[Provided information Boundary: Start]
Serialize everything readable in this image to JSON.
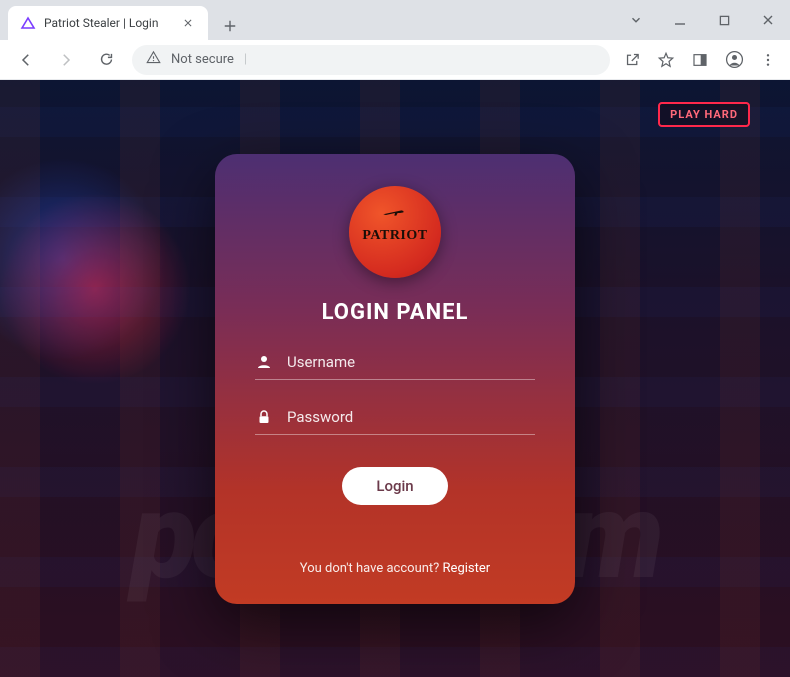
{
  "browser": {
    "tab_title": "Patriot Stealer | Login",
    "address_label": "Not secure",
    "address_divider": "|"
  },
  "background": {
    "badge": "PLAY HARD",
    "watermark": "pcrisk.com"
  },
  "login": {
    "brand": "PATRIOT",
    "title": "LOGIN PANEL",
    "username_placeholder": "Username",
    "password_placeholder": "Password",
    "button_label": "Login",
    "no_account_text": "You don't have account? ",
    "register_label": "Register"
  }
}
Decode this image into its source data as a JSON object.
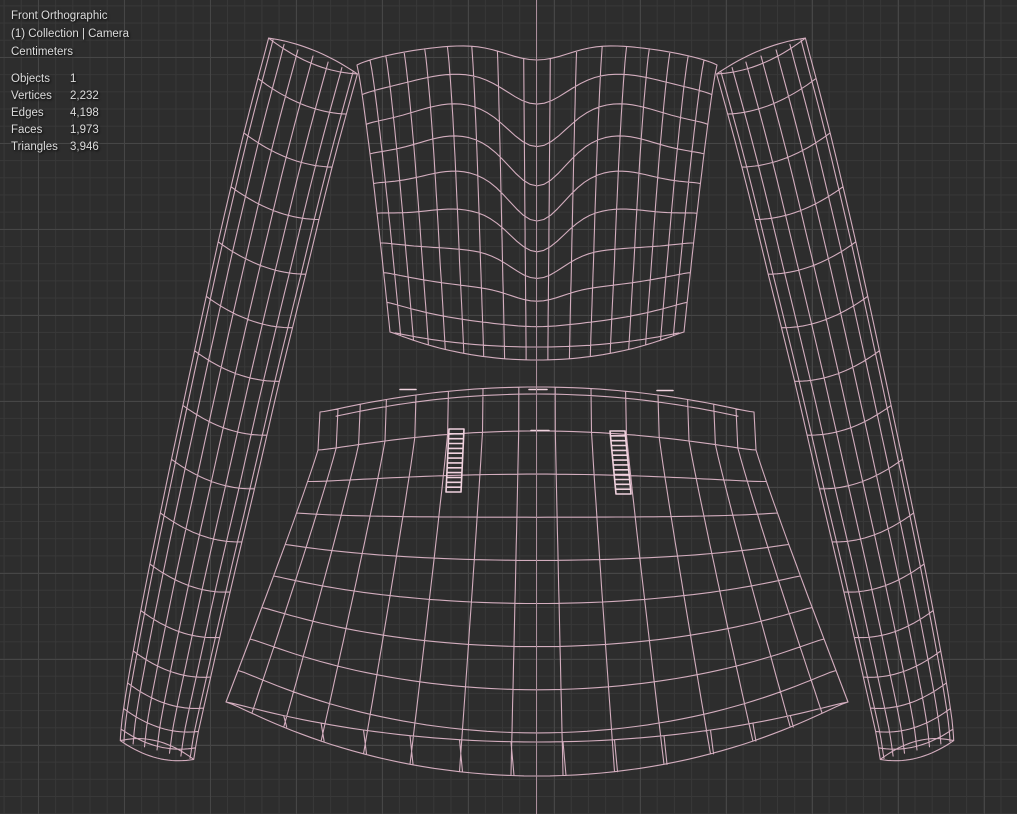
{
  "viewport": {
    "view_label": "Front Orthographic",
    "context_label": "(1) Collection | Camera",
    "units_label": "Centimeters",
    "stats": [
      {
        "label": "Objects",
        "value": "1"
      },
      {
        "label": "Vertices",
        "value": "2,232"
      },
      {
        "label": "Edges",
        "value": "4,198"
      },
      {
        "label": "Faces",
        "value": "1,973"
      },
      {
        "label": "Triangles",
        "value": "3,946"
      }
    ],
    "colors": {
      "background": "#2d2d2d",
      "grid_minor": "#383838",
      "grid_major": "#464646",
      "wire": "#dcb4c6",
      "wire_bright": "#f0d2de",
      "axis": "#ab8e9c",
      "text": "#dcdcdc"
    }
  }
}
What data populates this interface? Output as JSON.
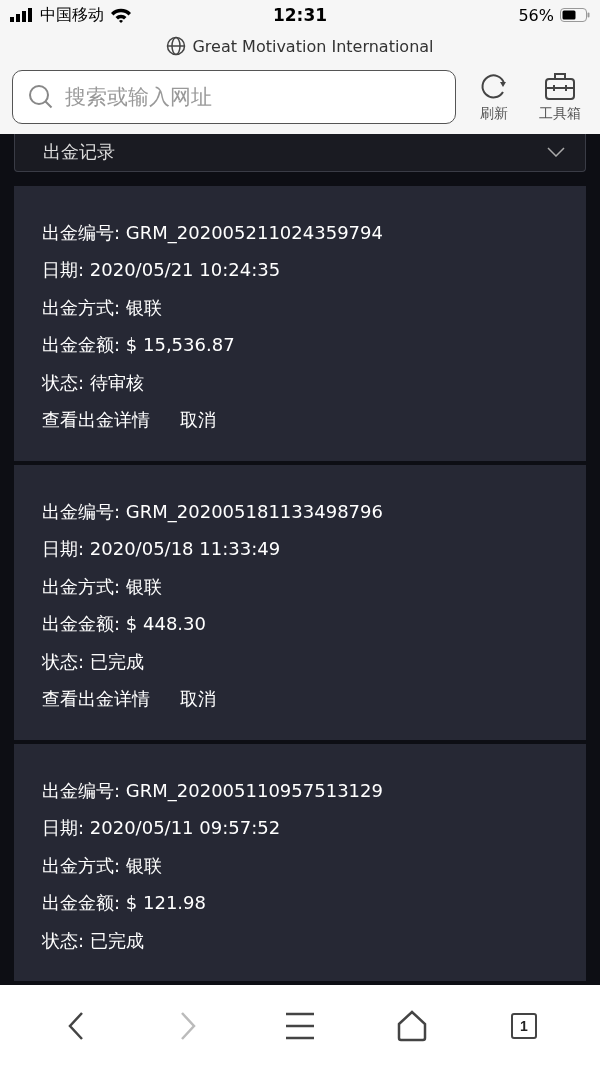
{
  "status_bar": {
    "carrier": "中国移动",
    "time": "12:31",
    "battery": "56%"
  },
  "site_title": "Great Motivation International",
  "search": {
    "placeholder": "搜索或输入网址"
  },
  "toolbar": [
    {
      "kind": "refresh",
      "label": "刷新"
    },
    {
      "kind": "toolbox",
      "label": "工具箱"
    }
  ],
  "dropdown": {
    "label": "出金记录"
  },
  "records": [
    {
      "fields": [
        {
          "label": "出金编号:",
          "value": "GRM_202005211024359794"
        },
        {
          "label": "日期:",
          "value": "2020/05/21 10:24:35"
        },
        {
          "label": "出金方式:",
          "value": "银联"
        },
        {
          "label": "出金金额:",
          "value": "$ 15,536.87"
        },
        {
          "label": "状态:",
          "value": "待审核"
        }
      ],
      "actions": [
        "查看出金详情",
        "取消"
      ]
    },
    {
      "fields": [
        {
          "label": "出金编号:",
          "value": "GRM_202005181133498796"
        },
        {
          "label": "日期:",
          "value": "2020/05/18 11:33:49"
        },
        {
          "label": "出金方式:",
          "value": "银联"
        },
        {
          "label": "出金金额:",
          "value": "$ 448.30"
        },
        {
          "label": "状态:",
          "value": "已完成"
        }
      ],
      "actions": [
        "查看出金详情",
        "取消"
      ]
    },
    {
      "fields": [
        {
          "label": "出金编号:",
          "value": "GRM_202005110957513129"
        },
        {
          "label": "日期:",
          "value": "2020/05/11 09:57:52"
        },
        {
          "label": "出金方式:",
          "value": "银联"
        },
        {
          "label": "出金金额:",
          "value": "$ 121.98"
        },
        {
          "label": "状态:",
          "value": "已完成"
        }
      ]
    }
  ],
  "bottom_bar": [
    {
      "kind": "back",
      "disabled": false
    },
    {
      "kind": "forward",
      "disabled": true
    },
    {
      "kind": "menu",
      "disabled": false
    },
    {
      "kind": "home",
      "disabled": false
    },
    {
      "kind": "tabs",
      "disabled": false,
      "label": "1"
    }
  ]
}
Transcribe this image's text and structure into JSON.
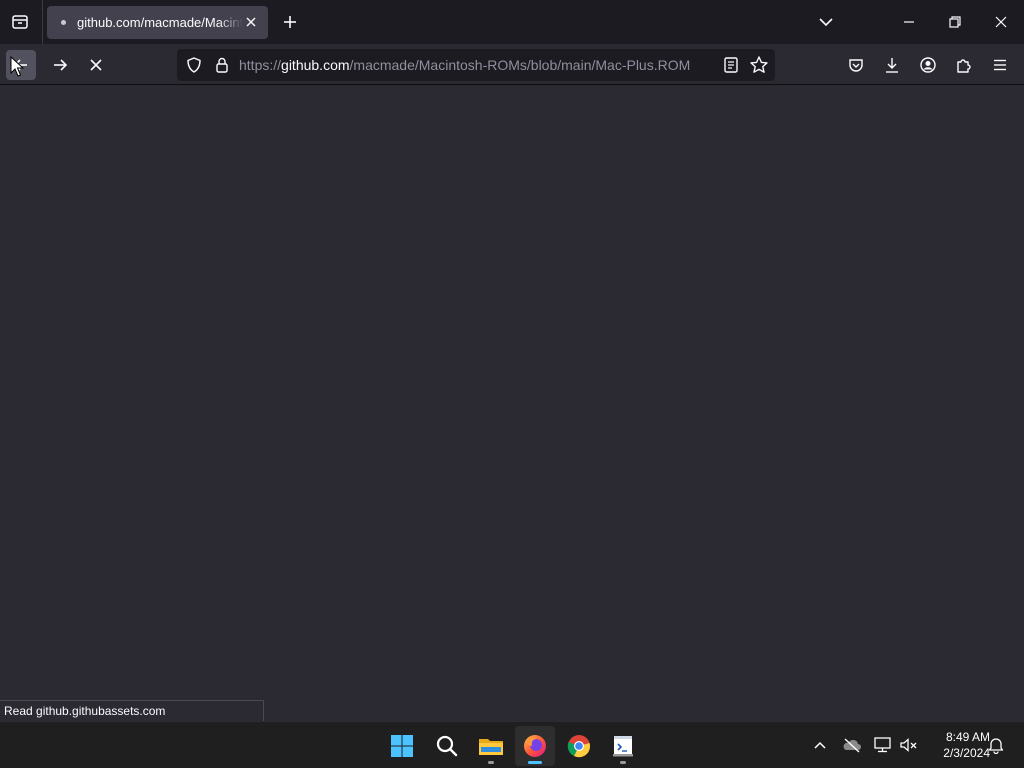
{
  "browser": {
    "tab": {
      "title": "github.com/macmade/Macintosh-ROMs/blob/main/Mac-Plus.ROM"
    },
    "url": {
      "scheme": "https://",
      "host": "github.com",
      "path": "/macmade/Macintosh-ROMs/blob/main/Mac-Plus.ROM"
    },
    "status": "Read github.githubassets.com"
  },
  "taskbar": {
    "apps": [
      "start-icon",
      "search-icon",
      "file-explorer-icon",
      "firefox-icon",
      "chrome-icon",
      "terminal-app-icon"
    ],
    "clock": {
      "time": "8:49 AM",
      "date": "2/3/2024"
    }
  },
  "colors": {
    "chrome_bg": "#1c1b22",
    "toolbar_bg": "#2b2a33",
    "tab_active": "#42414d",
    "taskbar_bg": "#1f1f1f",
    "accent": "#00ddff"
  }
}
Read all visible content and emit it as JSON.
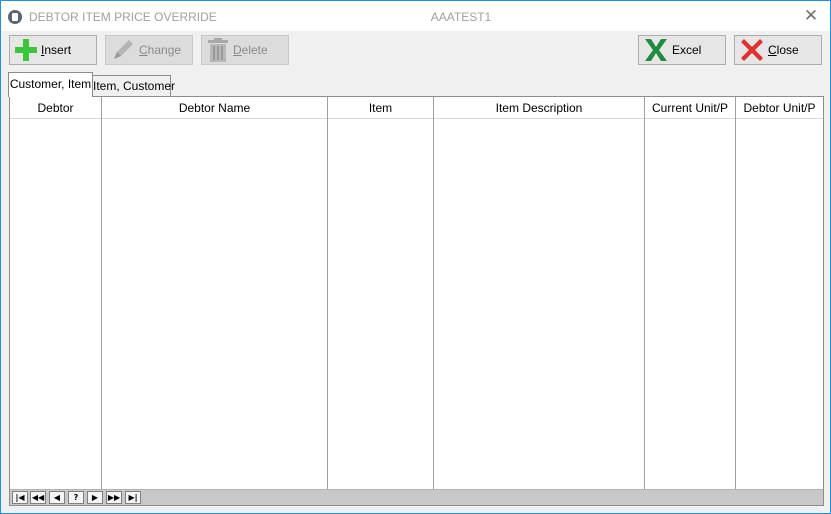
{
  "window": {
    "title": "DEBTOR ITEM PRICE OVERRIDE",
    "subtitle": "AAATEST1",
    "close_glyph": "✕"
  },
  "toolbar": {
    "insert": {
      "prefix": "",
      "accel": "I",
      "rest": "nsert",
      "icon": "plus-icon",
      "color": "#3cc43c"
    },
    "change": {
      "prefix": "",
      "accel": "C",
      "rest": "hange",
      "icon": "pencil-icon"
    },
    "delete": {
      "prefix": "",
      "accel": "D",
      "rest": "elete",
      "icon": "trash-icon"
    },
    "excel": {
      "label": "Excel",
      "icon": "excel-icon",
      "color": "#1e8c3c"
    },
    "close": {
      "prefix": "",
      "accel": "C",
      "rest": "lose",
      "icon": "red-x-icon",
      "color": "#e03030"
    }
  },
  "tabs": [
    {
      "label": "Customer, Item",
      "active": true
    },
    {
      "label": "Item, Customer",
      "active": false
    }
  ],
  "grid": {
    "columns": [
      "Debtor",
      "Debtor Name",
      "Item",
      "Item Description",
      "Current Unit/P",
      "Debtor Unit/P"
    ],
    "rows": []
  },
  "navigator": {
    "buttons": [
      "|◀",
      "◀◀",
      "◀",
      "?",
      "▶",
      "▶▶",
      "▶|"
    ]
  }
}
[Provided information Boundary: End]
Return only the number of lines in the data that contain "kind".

7